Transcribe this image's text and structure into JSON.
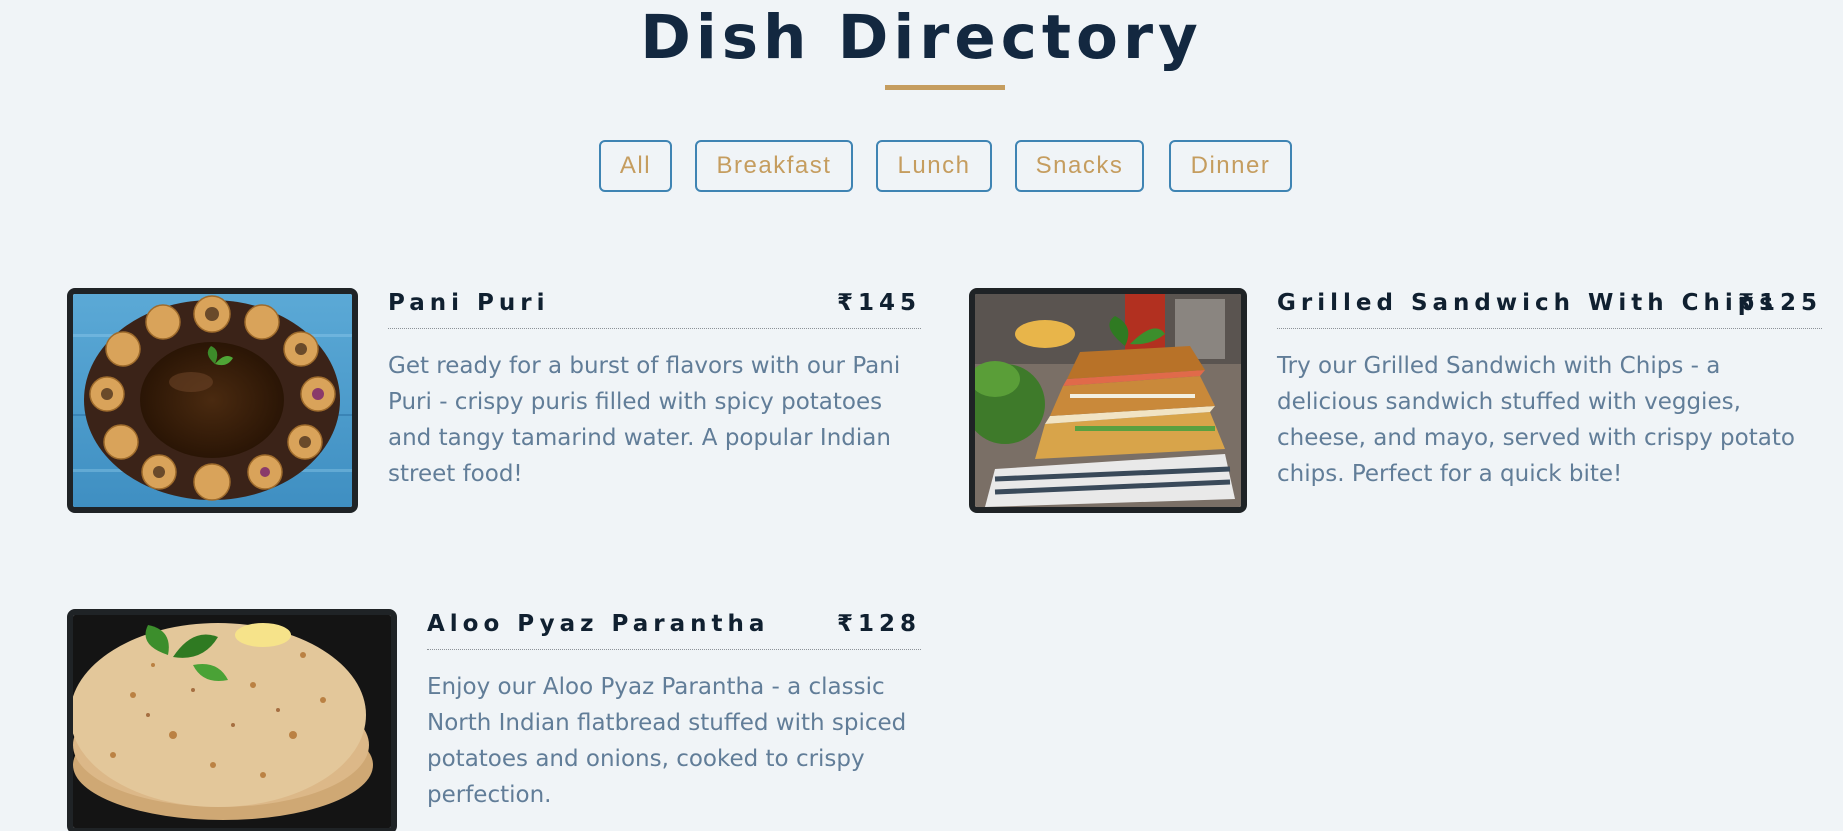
{
  "header": {
    "title": "Dish Directory"
  },
  "filters": [
    {
      "label": "All"
    },
    {
      "label": "Breakfast"
    },
    {
      "label": "Lunch"
    },
    {
      "label": "Snacks"
    },
    {
      "label": "Dinner"
    }
  ],
  "menu": [
    {
      "name": "Pani Puri",
      "price": "₹145",
      "description": "Get ready for a burst of flavors with our Pani Puri - crispy puris filled with spicy potatoes and tangy tamarind water. A popular Indian street food!"
    },
    {
      "name": "Grilled Sandwich With Chips",
      "price": "₹125",
      "description": "Try our Grilled Sandwich with Chips - a delicious sandwich stuffed with veggies, cheese, and mayo, served with crispy potato chips. Perfect for a quick bite!"
    },
    {
      "name": "Aloo Pyaz Parantha",
      "price": "₹128",
      "description": "Enjoy our Aloo Pyaz Parantha - a classic North Indian flatbread stuffed with spiced potatoes and onions, cooked to crispy perfection."
    }
  ],
  "colors": {
    "background": "#f0f4f7",
    "title": "#132840",
    "accent_gold": "#c59d5f",
    "button_border": "#3f84b3",
    "description": "#617d98"
  }
}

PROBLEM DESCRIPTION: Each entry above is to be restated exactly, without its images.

RESULT OF THIS TASK:
Transcribe this image's text and structure into JSON.
{
  "header": {
    "title": "Dish Directory"
  },
  "filters": [
    {
      "label": "All"
    },
    {
      "label": "Breakfast"
    },
    {
      "label": "Lunch"
    },
    {
      "label": "Snacks"
    },
    {
      "label": "Dinner"
    }
  ],
  "menu": [
    {
      "name": "Pani Puri",
      "price": "₹145",
      "description": "Get ready for a burst of flavors with our Pani Puri - crispy puris filled with spicy potatoes and tangy tamarind water. A popular Indian street food!"
    },
    {
      "name": "Grilled Sandwich With Chips",
      "price": "₹125",
      "description": "Try our Grilled Sandwich with Chips - a delicious sandwich stuffed with veggies, cheese, and mayo, served with crispy potato chips. Perfect for a quick bite!"
    },
    {
      "name": "Aloo Pyaz Parantha",
      "price": "₹128",
      "description": "Enjoy our Aloo Pyaz Parantha - a classic North Indian flatbread stuffed with spiced potatoes and onions, cooked to crispy perfection."
    }
  ],
  "colors": {
    "background": "#f0f4f7",
    "title": "#132840",
    "accent_gold": "#c59d5f",
    "button_border": "#3f84b3",
    "description": "#617d98"
  }
}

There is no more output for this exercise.